▸ What you are asked to do
Which lines of the records contain the word "title"? Show each of them.

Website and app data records
----

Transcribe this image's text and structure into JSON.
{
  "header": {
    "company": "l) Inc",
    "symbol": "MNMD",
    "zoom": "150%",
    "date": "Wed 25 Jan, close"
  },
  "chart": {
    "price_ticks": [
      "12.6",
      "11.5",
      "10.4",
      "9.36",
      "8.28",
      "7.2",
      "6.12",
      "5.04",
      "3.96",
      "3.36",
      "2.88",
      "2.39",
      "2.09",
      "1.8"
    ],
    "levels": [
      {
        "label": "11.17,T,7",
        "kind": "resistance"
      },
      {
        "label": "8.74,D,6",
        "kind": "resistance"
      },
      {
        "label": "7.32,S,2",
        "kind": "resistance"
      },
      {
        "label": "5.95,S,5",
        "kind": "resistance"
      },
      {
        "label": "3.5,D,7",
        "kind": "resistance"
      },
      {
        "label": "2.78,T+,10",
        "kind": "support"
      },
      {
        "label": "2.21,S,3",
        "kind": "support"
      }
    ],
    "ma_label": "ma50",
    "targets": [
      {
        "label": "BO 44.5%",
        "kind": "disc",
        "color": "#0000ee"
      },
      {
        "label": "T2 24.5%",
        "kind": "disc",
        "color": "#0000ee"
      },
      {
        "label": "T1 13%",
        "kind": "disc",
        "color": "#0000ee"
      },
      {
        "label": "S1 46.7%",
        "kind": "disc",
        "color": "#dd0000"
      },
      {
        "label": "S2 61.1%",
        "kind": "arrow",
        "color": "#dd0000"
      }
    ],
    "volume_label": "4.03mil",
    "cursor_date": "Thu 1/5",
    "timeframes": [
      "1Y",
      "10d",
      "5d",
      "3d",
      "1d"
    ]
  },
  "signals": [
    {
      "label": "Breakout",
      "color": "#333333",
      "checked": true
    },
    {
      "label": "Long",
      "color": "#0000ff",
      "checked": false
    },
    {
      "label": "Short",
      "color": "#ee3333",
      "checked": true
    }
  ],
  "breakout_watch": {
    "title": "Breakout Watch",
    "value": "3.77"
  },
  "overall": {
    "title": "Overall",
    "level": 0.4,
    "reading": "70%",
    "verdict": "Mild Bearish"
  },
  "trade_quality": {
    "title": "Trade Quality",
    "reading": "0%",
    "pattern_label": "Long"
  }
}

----

▸ Exercise result
    "title": "Breakout Watch",
    "title": "Overall",
    "title": "Trade Quality",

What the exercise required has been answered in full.